"The surprising success of this work, and wishing to know the sort of influence it was spreading over the land, with great reluctance, and almost aversion, we opened this book to read it. The talent of Mrs. H. Beecher Stowe as a writer has been made manifest in agreeable stories, full of humor and human nature—some which we have copied in days past into this paper. It is said that forty thousand copies of this book have been sold, and that the demand is such that it is likely to reach one hundred thousand copies—twenty thousand copies were sold in the first four weeks after its publication! We were disappointed in our expectations. There are the dark aspects of slavery depicted in the book; but these are relieved by delineations of character and scenes of life and frolic which are likely to make Uncle Tom's Cabin a book current everywhere, South and North; for we are informed this book is not confined to the limits of our land. To men whose study is the progress of opinion and the safe guidance of our great national interests, this book, as a new and extensive means of influence, is not to be disregarded. The celebrated saying of Sir Richard Fletcher, uttered two hundred years since, 'Let me make the ballads for the people, and I care not who makes the laws,' may be thus paraphrased in view of this new agency of influence on the vexed question of the day, 'Let me write the fictions of the people, and I care not who makes the speeches.'"

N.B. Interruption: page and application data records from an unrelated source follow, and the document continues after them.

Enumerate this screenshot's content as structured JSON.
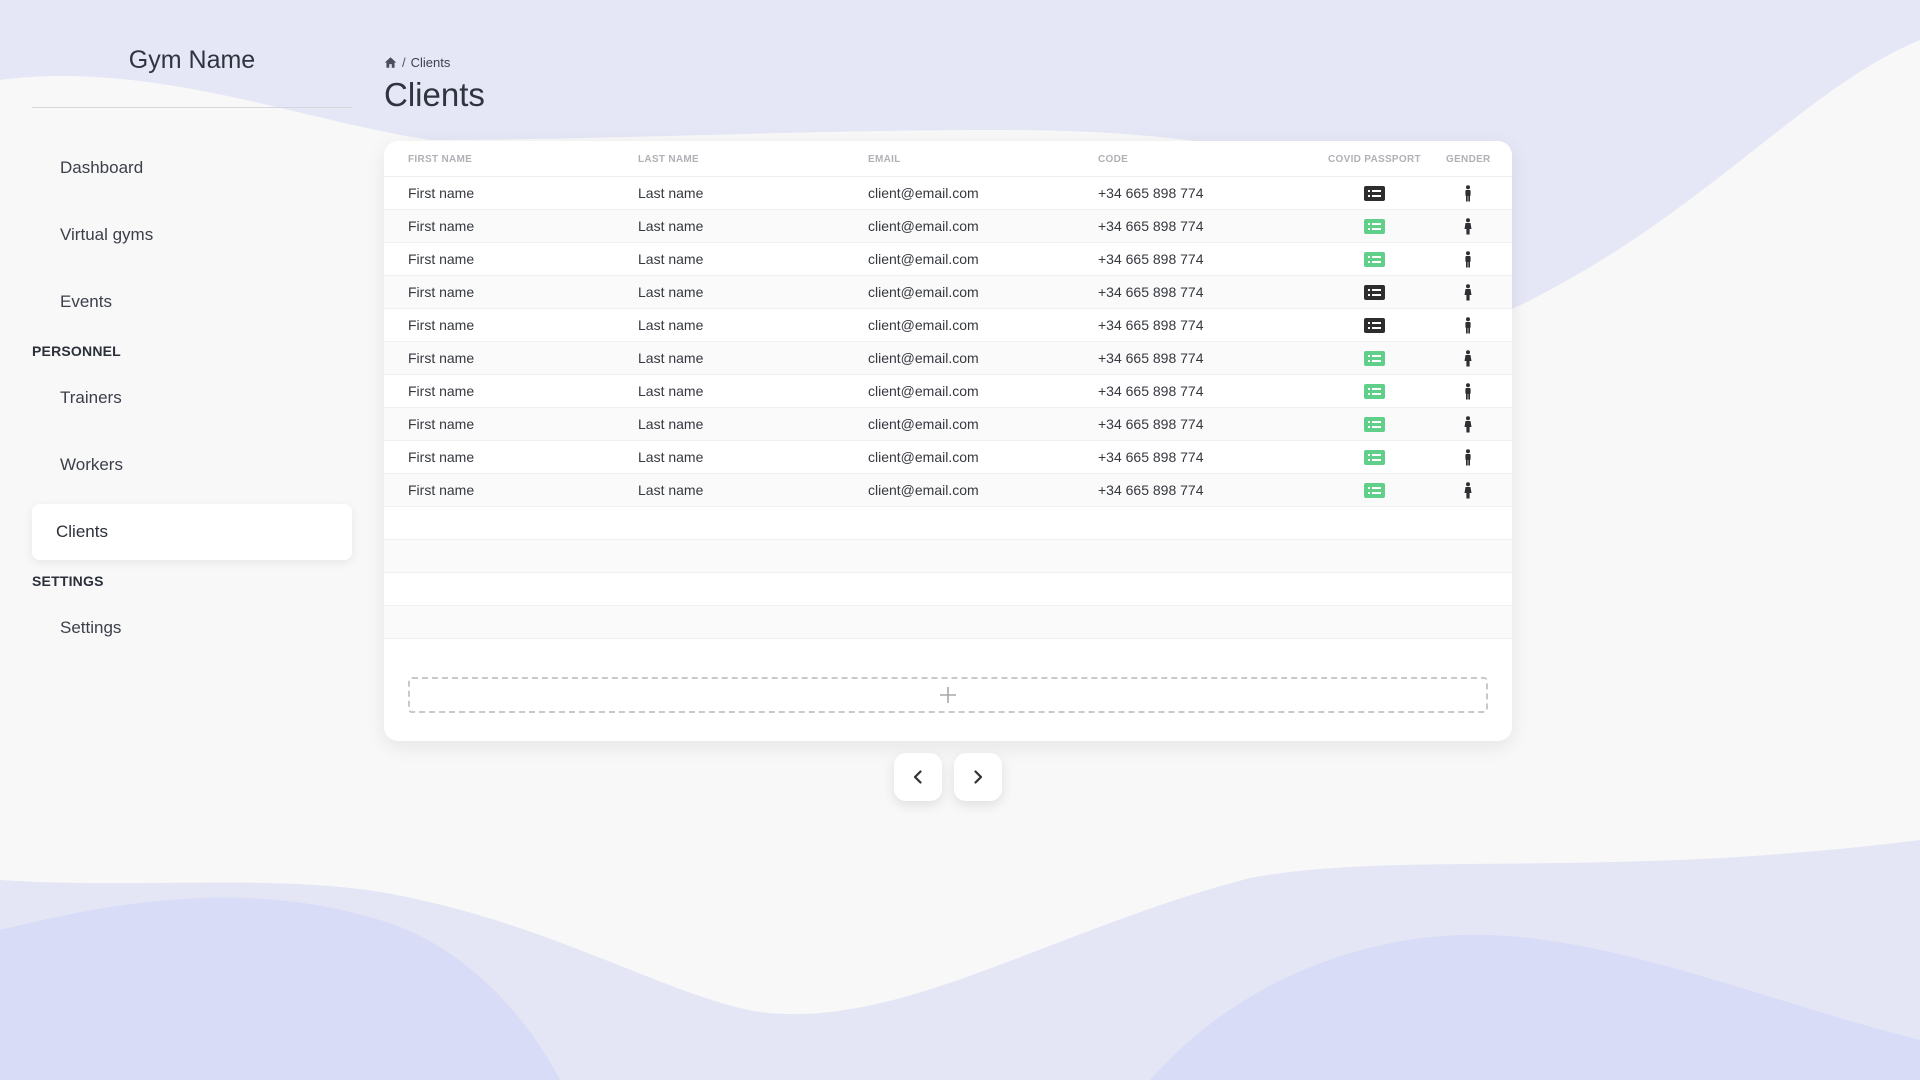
{
  "sidebar": {
    "brand": "Gym Name",
    "items": [
      {
        "label": "Dashboard"
      },
      {
        "label": "Virtual gyms"
      },
      {
        "label": "Events"
      }
    ],
    "sections": [
      {
        "label": "PERSONNEL",
        "items": [
          {
            "label": "Trainers"
          },
          {
            "label": "Workers"
          },
          {
            "label": "Clients",
            "active": true
          }
        ]
      },
      {
        "label": "SETTINGS",
        "items": [
          {
            "label": "Settings"
          }
        ]
      }
    ]
  },
  "breadcrumb": {
    "icon": "home-icon",
    "separator": "/",
    "current": "Clients"
  },
  "page": {
    "title": "Clients"
  },
  "table": {
    "headers": [
      "FIRST NAME",
      "LAST NAME",
      "EMAIL",
      "CODE",
      "COVID PASSPORT",
      "GENDER"
    ],
    "rows": [
      {
        "first_name": "First name",
        "last_name": "Last name",
        "email": "client@email.com",
        "code": "+34 665 898 774",
        "passport": "dark",
        "gender_icon": "male-icon"
      },
      {
        "first_name": "First name",
        "last_name": "Last name",
        "email": "client@email.com",
        "code": "+34 665 898 774",
        "passport": "green",
        "gender_icon": "female-icon"
      },
      {
        "first_name": "First name",
        "last_name": "Last name",
        "email": "client@email.com",
        "code": "+34 665 898 774",
        "passport": "green",
        "gender_icon": "male-icon"
      },
      {
        "first_name": "First name",
        "last_name": "Last name",
        "email": "client@email.com",
        "code": "+34 665 898 774",
        "passport": "dark",
        "gender_icon": "female-icon"
      },
      {
        "first_name": "First name",
        "last_name": "Last name",
        "email": "client@email.com",
        "code": "+34 665 898 774",
        "passport": "dark",
        "gender_icon": "male-icon"
      },
      {
        "first_name": "First name",
        "last_name": "Last name",
        "email": "client@email.com",
        "code": "+34 665 898 774",
        "passport": "green",
        "gender_icon": "female-icon"
      },
      {
        "first_name": "First name",
        "last_name": "Last name",
        "email": "client@email.com",
        "code": "+34 665 898 774",
        "passport": "green",
        "gender_icon": "male-icon"
      },
      {
        "first_name": "First name",
        "last_name": "Last name",
        "email": "client@email.com",
        "code": "+34 665 898 774",
        "passport": "green",
        "gender_icon": "female-icon"
      },
      {
        "first_name": "First name",
        "last_name": "Last name",
        "email": "client@email.com",
        "code": "+34 665 898 774",
        "passport": "green",
        "gender_icon": "male-icon"
      },
      {
        "first_name": "First name",
        "last_name": "Last name",
        "email": "client@email.com",
        "code": "+34 665 898 774",
        "passport": "green",
        "gender_icon": "female-icon"
      }
    ],
    "empty_rows": 4,
    "add_icon": "plus-icon"
  },
  "pagination": {
    "prev_icon": "chevron-left-icon",
    "next_icon": "chevron-right-icon"
  },
  "colors": {
    "passport_green": "#5fcf8a",
    "passport_dark": "#2d2d2d",
    "wave": "#e4e6f6",
    "wave_dark": "#d8dbf5"
  }
}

A week since, the New York Evening Post, on the authority of the publishers of the work, stated that they were then printing the fiftieth thousand copies, making 100,000 volumes issued in eight weeks—a fact without precedent in the history of book publishing in this country. The demand continues without abatement.

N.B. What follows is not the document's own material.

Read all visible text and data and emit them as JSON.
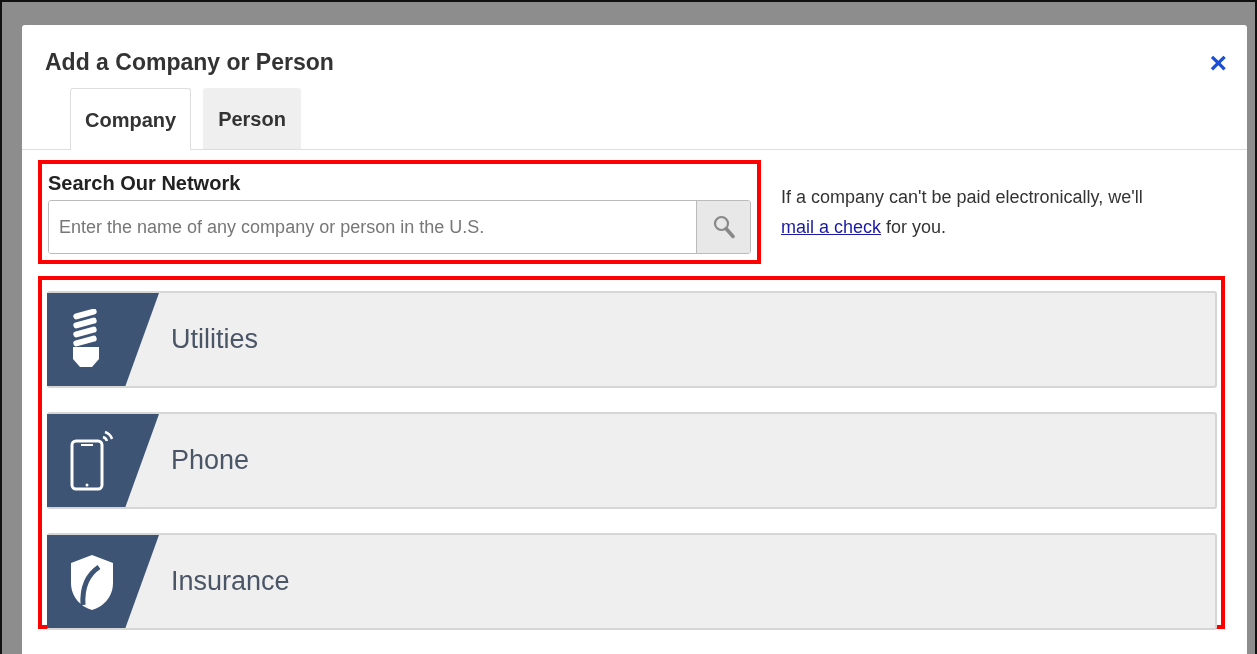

We would here correct an erroneous impression that has gone abroad, probably growing out of the following statement by the Evening Post:
"Dr. Bailey, the faithful editor of that paper, enclosed one hundred dollars in a note to Mrs. Stowe one day, with a request that she should send him as good a story for the Era as she could afford to write for that amount of money.

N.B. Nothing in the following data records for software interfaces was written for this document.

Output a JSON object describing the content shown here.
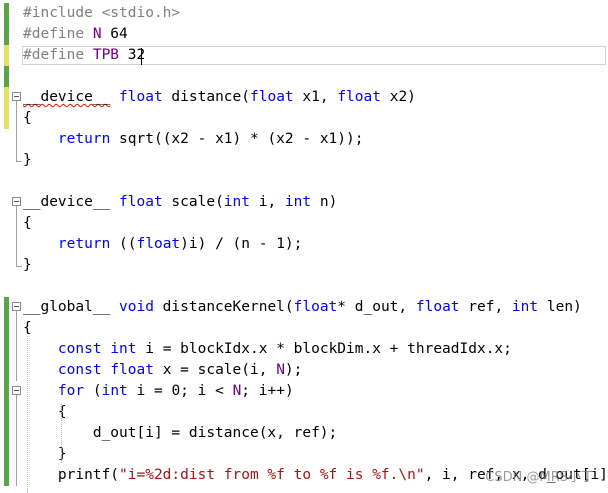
{
  "editor": {
    "colors": {
      "keyword": "#0000ff",
      "preprocessor": "#808080",
      "string": "#a31515",
      "macro": "#6f008a",
      "change_saved": "#57a64a",
      "change_unsaved": "#e8e05f",
      "error_squiggle": "#e51400"
    },
    "lines": [
      {
        "gutter": "green",
        "fold": null,
        "tokens": [
          [
            "pp",
            "#include <stdio.h>"
          ]
        ]
      },
      {
        "gutter": "green",
        "fold": null,
        "tokens": [
          [
            "pp",
            "#define "
          ],
          [
            "macro",
            "N"
          ],
          [
            "plain",
            " 64"
          ]
        ]
      },
      {
        "gutter": "yellow",
        "fold": null,
        "tokens": [
          [
            "pp",
            "#define "
          ],
          [
            "macro",
            "TPB"
          ],
          [
            "plain",
            " 32"
          ]
        ]
      },
      {
        "gutter": "green",
        "fold": null,
        "tokens": []
      },
      {
        "gutter": "yellow",
        "fold": "start",
        "tokens": [
          [
            "squiggle",
            "__device__"
          ],
          [
            "plain",
            " "
          ],
          [
            "kw",
            "float"
          ],
          [
            "plain",
            " distance("
          ],
          [
            "kw",
            "float"
          ],
          [
            "plain",
            " x1, "
          ],
          [
            "kw",
            "float"
          ],
          [
            "plain",
            " x2)"
          ]
        ]
      },
      {
        "gutter": "yellow",
        "fold": "mid",
        "tokens": [
          [
            "plain",
            "{"
          ]
        ]
      },
      {
        "gutter": "none",
        "fold": "mid",
        "tokens": [
          [
            "plain",
            "    "
          ],
          [
            "kw",
            "return"
          ],
          [
            "plain",
            " sqrt((x2 - x1) * (x2 - x1));"
          ]
        ]
      },
      {
        "gutter": "none",
        "fold": "end",
        "tokens": [
          [
            "plain",
            "}"
          ]
        ]
      },
      {
        "gutter": "none",
        "fold": null,
        "tokens": []
      },
      {
        "gutter": "none",
        "fold": "start",
        "tokens": [
          [
            "plain",
            "__device__ "
          ],
          [
            "kw",
            "float"
          ],
          [
            "plain",
            " scale("
          ],
          [
            "kw",
            "int"
          ],
          [
            "plain",
            " i, "
          ],
          [
            "kw",
            "int"
          ],
          [
            "plain",
            " n)"
          ]
        ]
      },
      {
        "gutter": "none",
        "fold": "mid",
        "tokens": [
          [
            "plain",
            "{"
          ]
        ]
      },
      {
        "gutter": "none",
        "fold": "mid",
        "tokens": [
          [
            "plain",
            "    "
          ],
          [
            "kw",
            "return"
          ],
          [
            "plain",
            " (("
          ],
          [
            "kw",
            "float"
          ],
          [
            "plain",
            ")i) / (n - 1);"
          ]
        ]
      },
      {
        "gutter": "none",
        "fold": "end",
        "tokens": [
          [
            "plain",
            "}"
          ]
        ]
      },
      {
        "gutter": "none",
        "fold": null,
        "tokens": []
      },
      {
        "gutter": "green",
        "fold": "start",
        "tokens": [
          [
            "plain",
            "__global__ "
          ],
          [
            "kw",
            "void"
          ],
          [
            "plain",
            " distanceKernel("
          ],
          [
            "kw",
            "float"
          ],
          [
            "plain",
            "* d_out, "
          ],
          [
            "kw",
            "float"
          ],
          [
            "plain",
            " ref, "
          ],
          [
            "kw",
            "int"
          ],
          [
            "plain",
            " len)"
          ]
        ]
      },
      {
        "gutter": "green",
        "fold": "mid",
        "tokens": [
          [
            "plain",
            "{"
          ]
        ]
      },
      {
        "gutter": "green",
        "fold": "mid",
        "tokens": [
          [
            "plain",
            "    "
          ],
          [
            "kw",
            "const"
          ],
          [
            "plain",
            " "
          ],
          [
            "kw",
            "int"
          ],
          [
            "plain",
            " i = blockIdx.x * blockDim.x + threadIdx.x;"
          ]
        ]
      },
      {
        "gutter": "green",
        "fold": "mid",
        "tokens": [
          [
            "plain",
            "    "
          ],
          [
            "kw",
            "const"
          ],
          [
            "plain",
            " "
          ],
          [
            "kw",
            "float"
          ],
          [
            "plain",
            " x = scale(i, "
          ],
          [
            "macro",
            "N"
          ],
          [
            "plain",
            ");"
          ]
        ]
      },
      {
        "gutter": "green",
        "fold": "start2",
        "tokens": [
          [
            "plain",
            "    "
          ],
          [
            "kw",
            "for"
          ],
          [
            "plain",
            " ("
          ],
          [
            "kw",
            "int"
          ],
          [
            "plain",
            " i = 0; i < "
          ],
          [
            "macro",
            "N"
          ],
          [
            "plain",
            "; i++)"
          ]
        ]
      },
      {
        "gutter": "green",
        "fold": "mid",
        "tokens": [
          [
            "plain",
            "    {"
          ]
        ]
      },
      {
        "gutter": "green",
        "fold": "mid",
        "tokens": [
          [
            "plain",
            "        d_out[i] = distance(x, ref);"
          ]
        ]
      },
      {
        "gutter": "green",
        "fold": "mid",
        "tokens": [
          [
            "plain",
            "    }"
          ]
        ]
      },
      {
        "gutter": "green",
        "fold": "mid",
        "tokens": [
          [
            "plain",
            "    printf("
          ],
          [
            "str",
            "\"i=%2d:dist from %f to %f is %f.\\n\""
          ],
          [
            "plain",
            ", i, ref, x, d_out[i]);"
          ]
        ]
      }
    ]
  },
  "watermark": "CSDN @MRS小丁"
}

"After the lapse of some weeks, a few sheets of Uncle Tom's Cabin were forwarded to the Doctor, and in due season appeared in the Era. The following week, more sheets arrived and were published. The story grew on her hands, and expanded as she progressed, and instead of being a tale of ordinary magazine dimensions, as was anticipated, it swelled to the proportions of a two volume novel, and instead of being closed in a month, it has been a most attractive feature for more than a year. Of course, Mrs. Stowe's liberality, as well as her talent, were appreciated by the Doctor, who sent her seasonably two hundred dollars more, besides assuring to her an interest in the sale of the book."
Subsequently to this, we made another remittance to Mrs. Stowe, the amount being determined by her, to whose judgment we submitted the matter. The statement that in addition we assured "to her an interest in the sale of the book," seems to imply that we bought the copyright, and had the book published. This is a mistake. Authors are not the best paid class in the world, and our rule is, to let those whom we employ, retain the right to their own productions. Mrs. Stowe secured the copyright to herself, and made her own arrangements with Jewett & Co. for the publication of the work, so that whatever profits inure from it, are shared by herself and publishers. We have no part in them, and no interest, save the deep pleasure we take in seeing one of our contributors reaping so bountiful a harvest from her arduous, well-directed labors.
Since the Era was commenced, a little more than five years ago, six popular literary works have been made up from contributions in its Literary Department, copyrighted by their authors, and issued in book form. We have paid liberally for them, but derived no pecuniary benefit, except so far as they may have aided in the extension of our subscription list. This, with the additional interest and efficiency they have given to the Era, we consider a satisfactory return for the outlay.